Exercise input below:

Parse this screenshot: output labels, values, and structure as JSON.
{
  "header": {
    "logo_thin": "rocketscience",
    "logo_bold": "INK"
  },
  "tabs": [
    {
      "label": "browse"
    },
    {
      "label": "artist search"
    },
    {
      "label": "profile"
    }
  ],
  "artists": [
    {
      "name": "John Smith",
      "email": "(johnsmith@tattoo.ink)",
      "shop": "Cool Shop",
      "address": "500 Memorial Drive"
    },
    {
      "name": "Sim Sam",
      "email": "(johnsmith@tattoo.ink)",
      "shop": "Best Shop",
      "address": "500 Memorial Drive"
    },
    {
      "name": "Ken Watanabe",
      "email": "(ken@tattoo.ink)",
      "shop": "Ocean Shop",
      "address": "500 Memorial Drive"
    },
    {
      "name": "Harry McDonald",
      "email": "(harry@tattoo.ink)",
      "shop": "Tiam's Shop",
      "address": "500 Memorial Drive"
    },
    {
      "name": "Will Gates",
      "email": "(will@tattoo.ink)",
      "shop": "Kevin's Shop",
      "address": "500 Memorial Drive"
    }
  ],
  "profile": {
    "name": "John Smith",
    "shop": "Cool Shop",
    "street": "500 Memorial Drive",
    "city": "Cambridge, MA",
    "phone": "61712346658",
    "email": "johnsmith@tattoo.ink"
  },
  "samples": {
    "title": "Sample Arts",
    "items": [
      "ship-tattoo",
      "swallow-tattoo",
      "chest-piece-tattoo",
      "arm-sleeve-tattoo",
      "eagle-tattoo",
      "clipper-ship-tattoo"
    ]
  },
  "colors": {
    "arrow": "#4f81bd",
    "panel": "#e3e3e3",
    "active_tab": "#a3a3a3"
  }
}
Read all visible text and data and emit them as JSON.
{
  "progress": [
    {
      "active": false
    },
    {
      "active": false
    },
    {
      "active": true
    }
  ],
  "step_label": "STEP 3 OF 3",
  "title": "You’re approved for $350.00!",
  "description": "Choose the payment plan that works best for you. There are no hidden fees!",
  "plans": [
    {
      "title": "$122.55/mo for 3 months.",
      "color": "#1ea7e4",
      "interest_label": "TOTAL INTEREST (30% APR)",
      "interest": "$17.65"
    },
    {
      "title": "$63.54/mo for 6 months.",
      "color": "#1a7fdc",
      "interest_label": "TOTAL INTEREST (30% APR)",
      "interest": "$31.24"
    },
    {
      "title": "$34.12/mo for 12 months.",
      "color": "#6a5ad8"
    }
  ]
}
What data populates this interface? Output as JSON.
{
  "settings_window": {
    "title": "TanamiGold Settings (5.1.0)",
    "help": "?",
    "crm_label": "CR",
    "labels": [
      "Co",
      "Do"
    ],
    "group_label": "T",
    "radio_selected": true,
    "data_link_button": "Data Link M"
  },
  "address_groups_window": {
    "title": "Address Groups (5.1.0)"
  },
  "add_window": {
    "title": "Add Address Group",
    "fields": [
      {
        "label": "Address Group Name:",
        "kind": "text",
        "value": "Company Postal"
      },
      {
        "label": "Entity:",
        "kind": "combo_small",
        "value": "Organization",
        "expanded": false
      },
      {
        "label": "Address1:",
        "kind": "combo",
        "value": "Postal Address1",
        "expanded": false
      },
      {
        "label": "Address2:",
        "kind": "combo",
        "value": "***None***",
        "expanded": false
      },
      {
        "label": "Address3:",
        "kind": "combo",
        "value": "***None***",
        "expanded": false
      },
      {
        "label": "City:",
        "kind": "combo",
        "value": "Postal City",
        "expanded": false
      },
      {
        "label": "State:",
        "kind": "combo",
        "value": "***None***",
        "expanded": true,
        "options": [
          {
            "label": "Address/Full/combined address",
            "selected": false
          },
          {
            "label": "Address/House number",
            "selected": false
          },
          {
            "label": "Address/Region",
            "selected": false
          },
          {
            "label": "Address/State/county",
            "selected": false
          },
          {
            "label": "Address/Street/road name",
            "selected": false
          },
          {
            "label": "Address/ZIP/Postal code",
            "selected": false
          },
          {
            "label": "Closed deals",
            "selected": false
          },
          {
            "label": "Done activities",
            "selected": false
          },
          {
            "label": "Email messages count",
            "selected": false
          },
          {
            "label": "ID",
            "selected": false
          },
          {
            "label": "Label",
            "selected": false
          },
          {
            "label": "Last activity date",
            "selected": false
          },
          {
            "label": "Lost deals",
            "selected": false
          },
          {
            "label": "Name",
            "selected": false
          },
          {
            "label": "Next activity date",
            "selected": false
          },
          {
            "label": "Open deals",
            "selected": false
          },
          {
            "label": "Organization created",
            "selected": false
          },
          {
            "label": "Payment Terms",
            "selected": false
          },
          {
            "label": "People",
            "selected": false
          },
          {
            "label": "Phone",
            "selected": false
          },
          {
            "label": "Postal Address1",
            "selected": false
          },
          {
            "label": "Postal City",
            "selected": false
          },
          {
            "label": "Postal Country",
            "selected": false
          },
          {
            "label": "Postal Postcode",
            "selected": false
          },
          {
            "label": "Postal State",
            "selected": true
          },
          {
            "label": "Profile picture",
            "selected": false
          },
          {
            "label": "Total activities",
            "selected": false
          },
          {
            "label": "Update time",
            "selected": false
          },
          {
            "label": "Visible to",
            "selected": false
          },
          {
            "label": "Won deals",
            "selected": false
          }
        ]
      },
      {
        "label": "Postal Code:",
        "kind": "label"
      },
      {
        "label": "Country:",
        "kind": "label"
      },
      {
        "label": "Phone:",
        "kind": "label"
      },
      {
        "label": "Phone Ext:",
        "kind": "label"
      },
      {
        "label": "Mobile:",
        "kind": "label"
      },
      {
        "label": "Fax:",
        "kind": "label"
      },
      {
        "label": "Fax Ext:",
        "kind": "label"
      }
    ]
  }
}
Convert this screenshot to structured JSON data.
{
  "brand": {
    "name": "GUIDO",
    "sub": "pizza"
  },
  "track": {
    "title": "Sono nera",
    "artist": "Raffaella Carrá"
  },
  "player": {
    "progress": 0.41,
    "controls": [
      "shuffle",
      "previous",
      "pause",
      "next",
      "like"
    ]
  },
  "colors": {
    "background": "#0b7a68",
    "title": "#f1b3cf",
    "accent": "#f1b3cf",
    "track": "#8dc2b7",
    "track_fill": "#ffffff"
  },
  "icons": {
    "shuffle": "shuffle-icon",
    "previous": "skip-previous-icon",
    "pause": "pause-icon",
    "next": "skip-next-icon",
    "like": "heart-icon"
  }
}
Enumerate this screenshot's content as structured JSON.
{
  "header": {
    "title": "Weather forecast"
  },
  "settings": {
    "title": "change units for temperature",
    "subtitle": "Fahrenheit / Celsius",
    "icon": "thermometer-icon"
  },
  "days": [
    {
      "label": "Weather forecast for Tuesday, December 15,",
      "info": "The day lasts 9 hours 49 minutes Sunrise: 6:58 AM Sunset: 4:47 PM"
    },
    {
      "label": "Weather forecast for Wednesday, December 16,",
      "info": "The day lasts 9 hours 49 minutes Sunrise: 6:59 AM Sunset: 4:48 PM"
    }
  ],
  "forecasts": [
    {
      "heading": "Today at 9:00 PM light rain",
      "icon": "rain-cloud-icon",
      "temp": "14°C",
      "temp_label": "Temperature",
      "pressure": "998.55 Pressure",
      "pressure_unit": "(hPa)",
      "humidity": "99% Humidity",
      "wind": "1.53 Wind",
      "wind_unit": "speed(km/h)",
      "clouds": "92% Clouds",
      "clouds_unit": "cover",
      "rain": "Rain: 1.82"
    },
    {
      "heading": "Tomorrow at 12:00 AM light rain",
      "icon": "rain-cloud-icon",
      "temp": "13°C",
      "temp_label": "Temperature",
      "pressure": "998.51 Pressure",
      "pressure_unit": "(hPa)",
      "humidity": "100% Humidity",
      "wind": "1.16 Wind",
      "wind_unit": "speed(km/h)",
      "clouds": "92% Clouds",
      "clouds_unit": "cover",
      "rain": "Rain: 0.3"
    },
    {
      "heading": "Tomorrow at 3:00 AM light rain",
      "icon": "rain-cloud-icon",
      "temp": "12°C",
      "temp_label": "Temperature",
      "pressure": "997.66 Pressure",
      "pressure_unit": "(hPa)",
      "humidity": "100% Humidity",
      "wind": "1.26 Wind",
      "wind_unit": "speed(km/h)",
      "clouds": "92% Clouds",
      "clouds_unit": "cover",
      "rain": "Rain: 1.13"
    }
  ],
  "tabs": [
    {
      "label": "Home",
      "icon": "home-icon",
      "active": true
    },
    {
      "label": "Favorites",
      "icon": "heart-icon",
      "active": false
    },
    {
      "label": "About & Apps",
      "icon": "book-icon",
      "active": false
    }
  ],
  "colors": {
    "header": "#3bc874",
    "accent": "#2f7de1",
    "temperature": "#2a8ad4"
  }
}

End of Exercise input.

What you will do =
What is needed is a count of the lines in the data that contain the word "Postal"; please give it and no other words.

Expected output =
10